|FEBRUARY 3, 2012 --
Preparing the annual budget and more importantly, having the budget pass by the taxpayers in the town, is, by far, the most crucial part of town politics.
Towns cannot plan their budgets properly until the state budget has passed. Too often, towns must prepare and pass their annual budgets without knowing exactly what will be coming to them from the state.
In Sterling, as I am sure in other towns across the state, we are already working on preliminary budget plans for the coming year and by May, if possible, we like to be ready for the first town budget hearing.
Each town depends on “Town Aid Road” monies. This is allocated by the state for the towns to use for highway and bridge improvements. For example, towns can repave roads, repair drainage systems and improve bridges. The town of Sterling last year received nearly $90,000.00. We have 47 miles of town roads to maintain and, for Sterling, like all towns across our state, this money does help.
Towns also receive “Manufacturing” funds. This is dollars in lieu of exempted manufacturing equipment. By state statute, some manufacturing equipment is exempted from property taxes. Last year, for example, Sterling received $49,000.00 in tax relief through its small “manufacturing” equipment exemptions.
Local capital improvements monies (also from the state) is money that the state holds and towns can use for one time, non-recurring, capital expenditures. In the town of Sterling, we are typically annually allotted about $40.000.00. This money can be left, to accumulate, for larger projects. We, in Sterling,have used this money, in the past, to build our existing town garage, dog pound, sand and salt shed and to build bridges. This summer, Sterling has another bridge mandated for replacement by the state bridge inspection team. We will use our local capital improvement monies to fund this necessary construction project.
The mill rate in each town is calculated using a formula that includes both state revenues and monies raised by taxes. Last year, for example, Sterling received from the state $185,849.00 for the budget of the Selectmen and $3,406,460.00 for the education portion.
We had to raise, through taxes, $1,426,829.00 for the Selectmen’s budget and $7,653,643.00 for education.

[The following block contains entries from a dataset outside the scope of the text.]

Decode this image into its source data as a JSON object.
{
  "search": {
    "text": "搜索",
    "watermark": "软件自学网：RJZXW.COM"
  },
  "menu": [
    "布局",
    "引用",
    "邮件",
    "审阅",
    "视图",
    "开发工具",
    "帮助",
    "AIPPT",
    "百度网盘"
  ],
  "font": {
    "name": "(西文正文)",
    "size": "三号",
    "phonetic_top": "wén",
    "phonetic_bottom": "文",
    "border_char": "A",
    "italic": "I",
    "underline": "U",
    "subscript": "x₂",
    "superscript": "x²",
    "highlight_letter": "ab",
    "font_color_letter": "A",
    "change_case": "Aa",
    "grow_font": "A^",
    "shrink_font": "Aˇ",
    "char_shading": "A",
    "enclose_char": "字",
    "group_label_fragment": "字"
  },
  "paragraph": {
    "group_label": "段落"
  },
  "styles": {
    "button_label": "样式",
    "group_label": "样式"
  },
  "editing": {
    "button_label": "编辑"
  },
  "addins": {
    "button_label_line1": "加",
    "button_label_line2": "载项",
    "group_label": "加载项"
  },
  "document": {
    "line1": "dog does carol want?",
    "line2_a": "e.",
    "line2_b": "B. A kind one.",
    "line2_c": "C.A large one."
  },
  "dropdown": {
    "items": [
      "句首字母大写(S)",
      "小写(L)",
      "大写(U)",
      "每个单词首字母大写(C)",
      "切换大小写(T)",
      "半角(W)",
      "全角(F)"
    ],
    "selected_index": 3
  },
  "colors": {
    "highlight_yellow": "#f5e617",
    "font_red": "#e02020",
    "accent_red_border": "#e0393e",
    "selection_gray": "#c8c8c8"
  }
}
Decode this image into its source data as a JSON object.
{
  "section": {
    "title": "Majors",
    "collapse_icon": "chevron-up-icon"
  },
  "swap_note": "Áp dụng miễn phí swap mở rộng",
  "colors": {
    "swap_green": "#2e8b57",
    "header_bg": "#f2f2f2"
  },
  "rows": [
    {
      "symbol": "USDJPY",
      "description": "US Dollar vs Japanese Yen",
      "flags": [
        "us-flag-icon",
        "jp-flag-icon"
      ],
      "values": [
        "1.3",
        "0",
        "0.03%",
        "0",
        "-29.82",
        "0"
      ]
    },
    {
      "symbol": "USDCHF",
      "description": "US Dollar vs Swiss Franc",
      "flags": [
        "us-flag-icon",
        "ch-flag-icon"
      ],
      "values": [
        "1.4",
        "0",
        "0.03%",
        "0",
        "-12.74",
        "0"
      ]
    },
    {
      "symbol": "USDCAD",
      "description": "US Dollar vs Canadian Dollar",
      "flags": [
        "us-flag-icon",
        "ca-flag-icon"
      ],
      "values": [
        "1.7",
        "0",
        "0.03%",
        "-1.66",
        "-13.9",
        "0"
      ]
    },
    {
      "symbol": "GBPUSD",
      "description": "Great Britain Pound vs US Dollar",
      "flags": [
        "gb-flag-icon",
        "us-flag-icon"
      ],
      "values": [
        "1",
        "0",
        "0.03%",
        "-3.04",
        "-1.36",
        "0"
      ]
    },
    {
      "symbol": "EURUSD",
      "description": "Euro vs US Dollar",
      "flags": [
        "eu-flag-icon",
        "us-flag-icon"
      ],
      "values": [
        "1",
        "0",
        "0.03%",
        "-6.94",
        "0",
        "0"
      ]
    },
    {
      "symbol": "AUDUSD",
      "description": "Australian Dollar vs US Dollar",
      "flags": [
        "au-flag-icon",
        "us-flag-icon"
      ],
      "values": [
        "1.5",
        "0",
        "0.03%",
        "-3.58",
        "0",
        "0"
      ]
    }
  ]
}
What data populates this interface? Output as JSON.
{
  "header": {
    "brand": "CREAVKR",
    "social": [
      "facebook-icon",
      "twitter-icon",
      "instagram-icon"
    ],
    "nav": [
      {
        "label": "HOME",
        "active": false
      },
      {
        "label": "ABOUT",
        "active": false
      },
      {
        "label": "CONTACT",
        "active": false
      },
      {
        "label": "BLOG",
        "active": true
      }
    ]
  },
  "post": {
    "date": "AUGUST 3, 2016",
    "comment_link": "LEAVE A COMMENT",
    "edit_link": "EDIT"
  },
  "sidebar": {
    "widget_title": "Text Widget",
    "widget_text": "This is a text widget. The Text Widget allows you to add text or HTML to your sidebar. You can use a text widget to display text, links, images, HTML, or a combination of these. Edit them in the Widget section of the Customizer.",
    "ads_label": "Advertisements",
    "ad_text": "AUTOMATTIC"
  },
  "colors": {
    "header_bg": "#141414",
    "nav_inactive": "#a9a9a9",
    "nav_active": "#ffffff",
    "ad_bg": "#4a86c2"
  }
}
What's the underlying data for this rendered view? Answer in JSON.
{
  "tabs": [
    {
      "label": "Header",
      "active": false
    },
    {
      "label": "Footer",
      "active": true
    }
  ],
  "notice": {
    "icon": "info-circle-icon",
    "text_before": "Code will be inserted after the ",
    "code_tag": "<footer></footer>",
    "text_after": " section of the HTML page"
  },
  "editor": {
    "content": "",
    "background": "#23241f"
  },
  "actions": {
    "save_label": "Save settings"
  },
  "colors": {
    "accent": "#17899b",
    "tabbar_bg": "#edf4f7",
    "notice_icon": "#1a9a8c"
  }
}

Our mill rate was set last year at 21.11; without state aid, it would have been 39.85! In Sterling, the budget of the Selectmen includes the school buses. Our school also applies for grant monies to the state board of education and in the last fiscal year, Sterling received $877,812.00 in grant dollars.
Towns would certainly have a difficult time without assistance from the state; still, all monies do come, ultimately, from each of us.
I hope that every voter makes a special effort to attend the budget meetings in his/her town; and then, please, go vote on the budget. It is important to know how your dollars are being spent!
In addition to being a member of the CSG Legislative Committee, Russell Gray is First Selectman for the Town of Sterling, CT.